[Extracted data entries]

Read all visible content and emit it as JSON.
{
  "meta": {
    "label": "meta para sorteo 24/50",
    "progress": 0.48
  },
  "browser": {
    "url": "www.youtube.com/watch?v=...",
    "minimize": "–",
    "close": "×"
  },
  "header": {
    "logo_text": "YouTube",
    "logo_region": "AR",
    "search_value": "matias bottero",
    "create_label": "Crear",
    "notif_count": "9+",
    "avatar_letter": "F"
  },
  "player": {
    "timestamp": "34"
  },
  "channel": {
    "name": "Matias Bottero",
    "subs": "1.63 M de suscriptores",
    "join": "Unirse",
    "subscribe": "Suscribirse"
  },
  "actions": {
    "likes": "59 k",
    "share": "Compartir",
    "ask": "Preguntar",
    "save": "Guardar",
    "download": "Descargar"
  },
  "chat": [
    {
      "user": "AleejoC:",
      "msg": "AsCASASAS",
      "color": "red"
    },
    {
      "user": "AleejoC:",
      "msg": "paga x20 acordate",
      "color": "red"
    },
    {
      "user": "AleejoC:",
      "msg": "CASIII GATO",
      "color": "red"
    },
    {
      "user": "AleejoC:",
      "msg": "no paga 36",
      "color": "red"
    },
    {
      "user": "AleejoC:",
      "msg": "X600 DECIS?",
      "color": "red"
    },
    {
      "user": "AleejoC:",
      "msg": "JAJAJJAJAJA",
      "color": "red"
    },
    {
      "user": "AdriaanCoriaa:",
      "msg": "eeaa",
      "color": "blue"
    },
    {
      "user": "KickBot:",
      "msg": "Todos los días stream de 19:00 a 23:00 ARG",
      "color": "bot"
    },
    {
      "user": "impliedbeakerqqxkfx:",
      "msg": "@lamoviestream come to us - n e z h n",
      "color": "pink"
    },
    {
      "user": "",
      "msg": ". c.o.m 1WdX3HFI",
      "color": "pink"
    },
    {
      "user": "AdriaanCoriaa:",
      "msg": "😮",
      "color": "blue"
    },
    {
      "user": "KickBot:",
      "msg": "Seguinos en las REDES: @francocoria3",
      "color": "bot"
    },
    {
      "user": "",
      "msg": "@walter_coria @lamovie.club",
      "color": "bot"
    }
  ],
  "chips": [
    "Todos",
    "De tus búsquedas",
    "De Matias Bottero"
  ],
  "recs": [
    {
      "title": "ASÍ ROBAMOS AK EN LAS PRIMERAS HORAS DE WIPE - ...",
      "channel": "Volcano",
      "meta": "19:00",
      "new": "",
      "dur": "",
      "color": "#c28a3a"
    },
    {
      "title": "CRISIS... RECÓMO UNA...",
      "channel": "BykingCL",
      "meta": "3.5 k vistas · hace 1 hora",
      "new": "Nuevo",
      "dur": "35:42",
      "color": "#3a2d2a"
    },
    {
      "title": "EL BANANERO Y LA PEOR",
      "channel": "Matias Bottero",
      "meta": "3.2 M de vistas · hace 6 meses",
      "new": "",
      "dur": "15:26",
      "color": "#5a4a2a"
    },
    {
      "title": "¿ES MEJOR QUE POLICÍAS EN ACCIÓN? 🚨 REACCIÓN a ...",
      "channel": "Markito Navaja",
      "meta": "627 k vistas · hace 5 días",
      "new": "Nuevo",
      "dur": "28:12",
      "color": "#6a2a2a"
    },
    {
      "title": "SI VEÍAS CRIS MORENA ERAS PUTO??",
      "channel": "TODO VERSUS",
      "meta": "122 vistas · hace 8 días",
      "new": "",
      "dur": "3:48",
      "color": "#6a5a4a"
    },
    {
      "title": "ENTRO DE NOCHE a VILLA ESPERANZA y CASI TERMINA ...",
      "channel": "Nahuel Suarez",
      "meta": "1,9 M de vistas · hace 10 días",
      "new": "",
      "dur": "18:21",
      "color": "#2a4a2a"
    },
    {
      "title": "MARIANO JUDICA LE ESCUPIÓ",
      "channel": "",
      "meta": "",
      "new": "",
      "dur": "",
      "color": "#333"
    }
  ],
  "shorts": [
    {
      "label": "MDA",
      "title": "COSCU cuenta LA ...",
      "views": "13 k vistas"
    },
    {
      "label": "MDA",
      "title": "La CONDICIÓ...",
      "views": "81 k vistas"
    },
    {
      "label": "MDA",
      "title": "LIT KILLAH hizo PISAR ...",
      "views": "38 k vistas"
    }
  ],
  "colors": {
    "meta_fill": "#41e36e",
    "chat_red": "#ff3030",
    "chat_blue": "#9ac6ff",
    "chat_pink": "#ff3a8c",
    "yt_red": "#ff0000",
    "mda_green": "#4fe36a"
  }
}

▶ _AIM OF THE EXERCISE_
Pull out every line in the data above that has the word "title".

▶ _RESPONSE TO THIS TASK_
      "title": "ASÍ ROBAMOS AK EN LAS PRIMERAS HORAS DE WIPE - ...",
      "title": "CRISIS... RECÓMO UNA...",
      "title": "EL BANANERO Y LA PEOR",
      "title": "¿ES MEJOR QUE POLICÍAS EN ACCIÓN? 🚨 REACCIÓN a ...",
      "title": "SI VEÍAS CRIS MORENA ERAS PUTO??",
      "title": "ENTRO DE NOCHE a VILLA ESPERANZA y CASI TERMINA ...",
      "title": "MARIANO JUDICA LE ESCUPIÓ",
      "title": "COSCU cuenta LA ...",
      "title": "La CONDICIÓ...",
      "title": "LIT KILLAH hizo PISAR ...",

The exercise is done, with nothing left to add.